## TASK INSTRUCTIONS
Filter by the string "price": return the lines of the material that contain it.

## RECORDED INFORMATION
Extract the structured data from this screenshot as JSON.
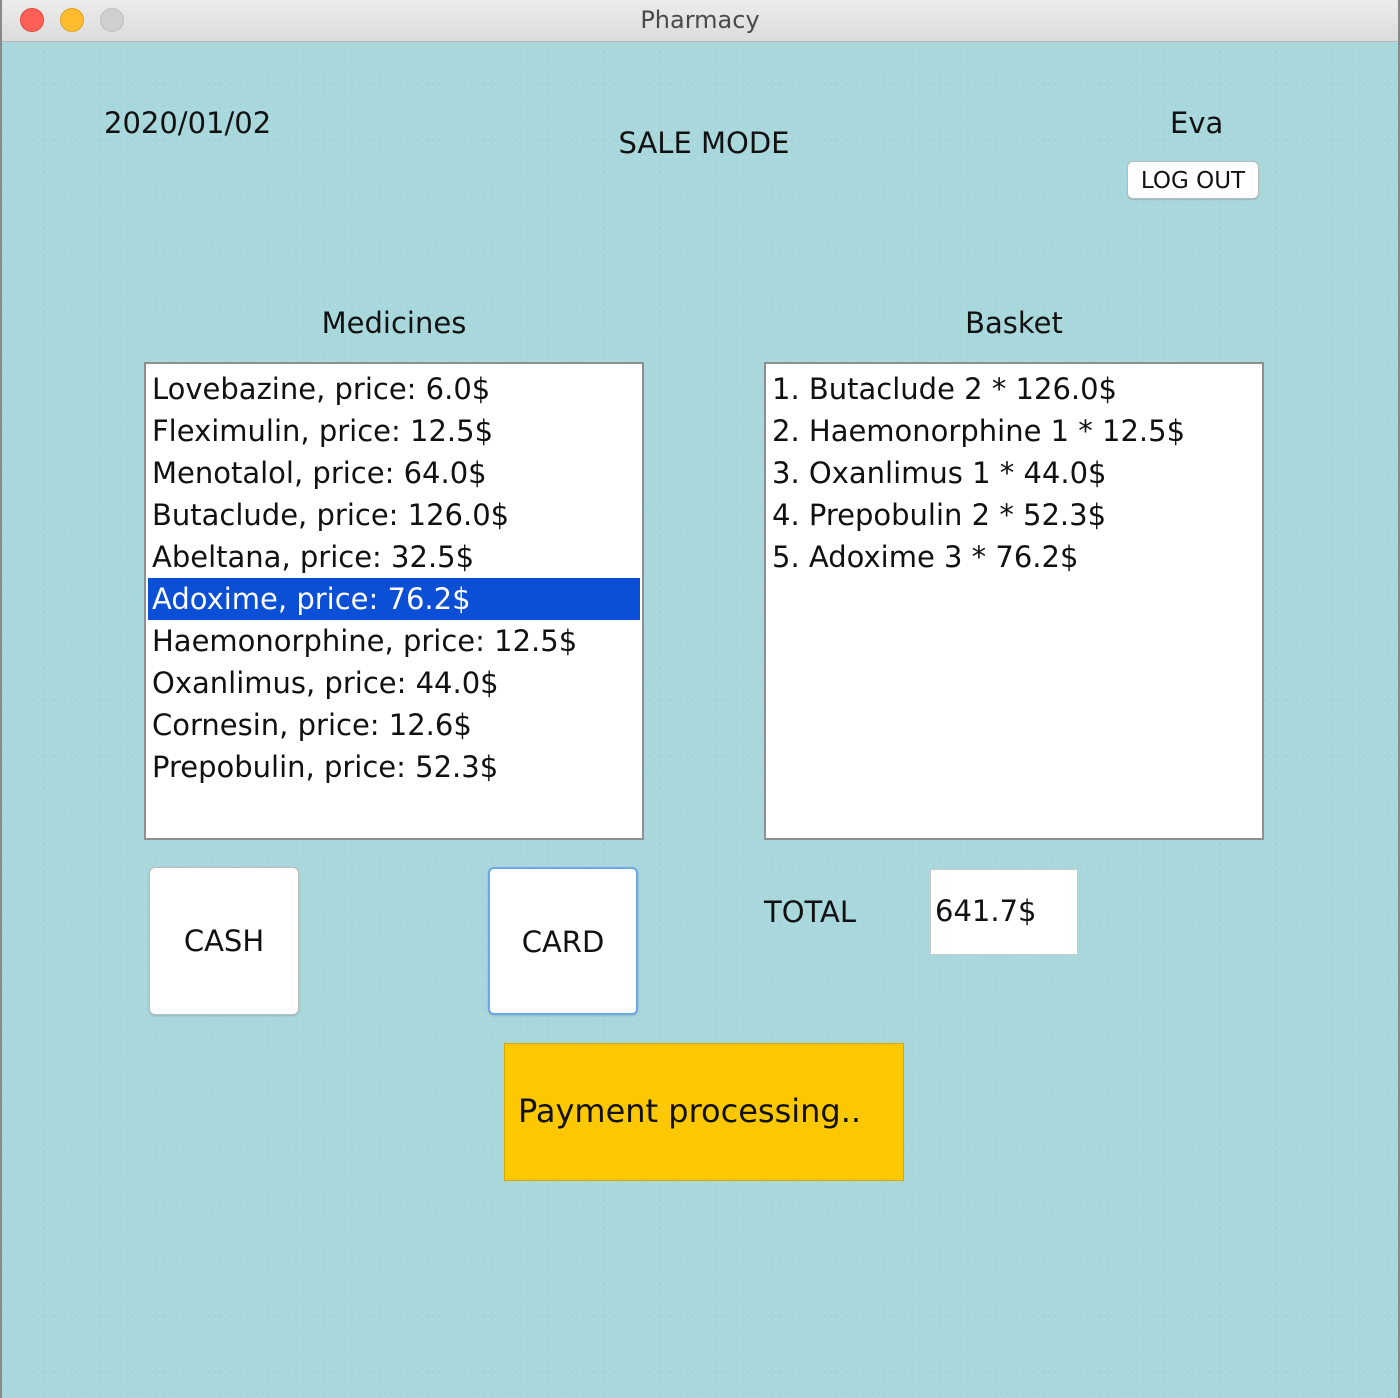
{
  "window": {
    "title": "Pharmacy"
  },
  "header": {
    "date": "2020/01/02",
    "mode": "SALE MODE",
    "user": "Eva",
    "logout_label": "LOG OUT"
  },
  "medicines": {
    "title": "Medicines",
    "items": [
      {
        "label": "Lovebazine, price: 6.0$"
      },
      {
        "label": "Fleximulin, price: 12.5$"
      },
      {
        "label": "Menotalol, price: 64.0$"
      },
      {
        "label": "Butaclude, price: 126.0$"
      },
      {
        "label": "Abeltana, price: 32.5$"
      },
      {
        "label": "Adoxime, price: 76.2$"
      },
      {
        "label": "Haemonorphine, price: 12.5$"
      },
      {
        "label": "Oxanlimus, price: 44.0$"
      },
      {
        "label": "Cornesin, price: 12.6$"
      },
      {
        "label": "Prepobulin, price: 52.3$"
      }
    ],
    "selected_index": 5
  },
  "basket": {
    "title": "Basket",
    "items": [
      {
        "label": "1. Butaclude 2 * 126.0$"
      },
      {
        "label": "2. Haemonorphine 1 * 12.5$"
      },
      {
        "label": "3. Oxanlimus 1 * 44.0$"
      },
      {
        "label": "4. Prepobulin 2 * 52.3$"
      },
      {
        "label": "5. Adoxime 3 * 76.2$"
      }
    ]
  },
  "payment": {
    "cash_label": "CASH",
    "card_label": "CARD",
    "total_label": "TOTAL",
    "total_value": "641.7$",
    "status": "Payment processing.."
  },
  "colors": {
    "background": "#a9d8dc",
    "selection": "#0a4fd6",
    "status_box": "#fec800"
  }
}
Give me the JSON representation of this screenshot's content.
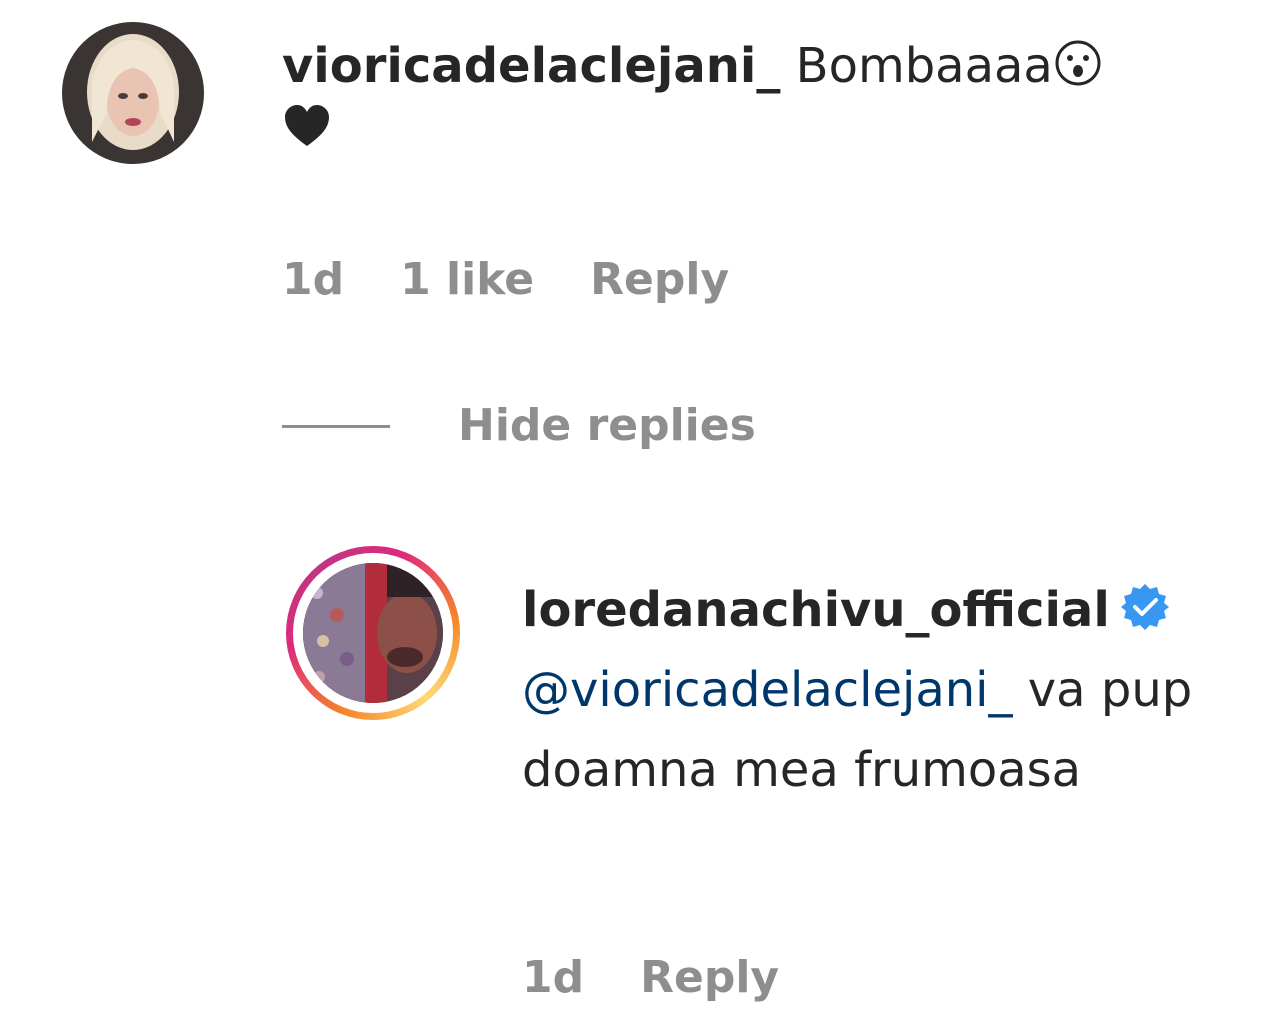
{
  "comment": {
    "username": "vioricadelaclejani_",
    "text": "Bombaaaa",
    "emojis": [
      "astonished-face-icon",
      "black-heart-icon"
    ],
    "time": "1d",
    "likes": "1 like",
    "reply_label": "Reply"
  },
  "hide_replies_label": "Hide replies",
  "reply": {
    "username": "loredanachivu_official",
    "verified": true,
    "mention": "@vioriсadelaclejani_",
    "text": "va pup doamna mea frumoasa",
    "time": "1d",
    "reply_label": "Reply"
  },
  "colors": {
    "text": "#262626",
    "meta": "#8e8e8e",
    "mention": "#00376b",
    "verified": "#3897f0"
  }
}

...

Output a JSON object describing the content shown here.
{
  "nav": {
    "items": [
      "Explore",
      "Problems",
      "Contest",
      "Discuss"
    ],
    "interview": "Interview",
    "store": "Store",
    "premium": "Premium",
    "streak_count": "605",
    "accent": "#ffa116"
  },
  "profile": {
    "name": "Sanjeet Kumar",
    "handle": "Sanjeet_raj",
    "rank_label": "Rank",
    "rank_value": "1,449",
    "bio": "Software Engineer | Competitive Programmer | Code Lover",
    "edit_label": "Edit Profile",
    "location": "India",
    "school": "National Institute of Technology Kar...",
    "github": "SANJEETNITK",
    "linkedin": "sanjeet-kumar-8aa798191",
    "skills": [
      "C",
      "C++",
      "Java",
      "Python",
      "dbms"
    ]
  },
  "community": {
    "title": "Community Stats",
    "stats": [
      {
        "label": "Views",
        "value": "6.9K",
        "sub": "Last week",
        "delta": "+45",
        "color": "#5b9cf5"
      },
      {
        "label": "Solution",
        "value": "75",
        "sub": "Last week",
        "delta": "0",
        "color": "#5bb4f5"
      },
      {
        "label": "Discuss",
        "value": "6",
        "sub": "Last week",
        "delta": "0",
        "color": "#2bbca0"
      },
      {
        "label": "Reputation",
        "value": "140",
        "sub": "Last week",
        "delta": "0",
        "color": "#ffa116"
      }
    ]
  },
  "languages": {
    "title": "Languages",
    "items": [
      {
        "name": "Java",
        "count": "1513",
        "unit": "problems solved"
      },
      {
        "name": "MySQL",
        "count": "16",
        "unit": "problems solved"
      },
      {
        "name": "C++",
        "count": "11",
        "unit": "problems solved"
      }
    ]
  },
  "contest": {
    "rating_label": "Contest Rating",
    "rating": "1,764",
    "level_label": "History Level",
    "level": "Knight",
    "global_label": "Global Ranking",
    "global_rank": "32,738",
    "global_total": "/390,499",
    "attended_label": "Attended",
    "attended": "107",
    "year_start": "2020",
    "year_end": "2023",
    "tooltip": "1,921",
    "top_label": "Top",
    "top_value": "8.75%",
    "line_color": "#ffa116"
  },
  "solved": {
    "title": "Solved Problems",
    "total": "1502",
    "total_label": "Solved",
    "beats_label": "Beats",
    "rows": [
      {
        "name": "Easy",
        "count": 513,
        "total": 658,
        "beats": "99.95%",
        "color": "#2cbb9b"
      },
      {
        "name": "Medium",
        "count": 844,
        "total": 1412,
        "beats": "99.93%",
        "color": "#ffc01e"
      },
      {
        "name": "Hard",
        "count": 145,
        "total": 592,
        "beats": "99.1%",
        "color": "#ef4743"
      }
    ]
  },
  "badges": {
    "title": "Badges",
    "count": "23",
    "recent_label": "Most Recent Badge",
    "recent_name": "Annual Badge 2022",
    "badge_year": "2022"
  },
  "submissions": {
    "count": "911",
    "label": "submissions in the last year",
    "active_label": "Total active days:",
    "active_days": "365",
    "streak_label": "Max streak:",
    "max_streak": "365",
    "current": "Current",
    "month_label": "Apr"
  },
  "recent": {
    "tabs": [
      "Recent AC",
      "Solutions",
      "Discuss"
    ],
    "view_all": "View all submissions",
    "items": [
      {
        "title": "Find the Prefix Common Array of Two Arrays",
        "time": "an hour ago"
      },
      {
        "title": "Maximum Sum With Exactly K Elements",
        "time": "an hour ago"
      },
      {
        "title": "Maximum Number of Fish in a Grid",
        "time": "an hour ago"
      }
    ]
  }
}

## ANSWER TO THE PROBLEM
        "label": "Lovebazine, price: 6.0$"
        "label": "Fleximulin, price: 12.5$"
        "label": "Menotalol, price: 64.0$"
        "label": "Butaclude, price: 126.0$"
        "label": "Abeltana, price: 32.5$"
        "label": "Adoxime, price: 76.2$"
        "label": "Haemonorphine, price: 12.5$"
        "label": "Oxanlimus, price: 44.0$"
        "label": "Cornesin, price: 12.6$"
        "label": "Prepobulin, price: 52.3$"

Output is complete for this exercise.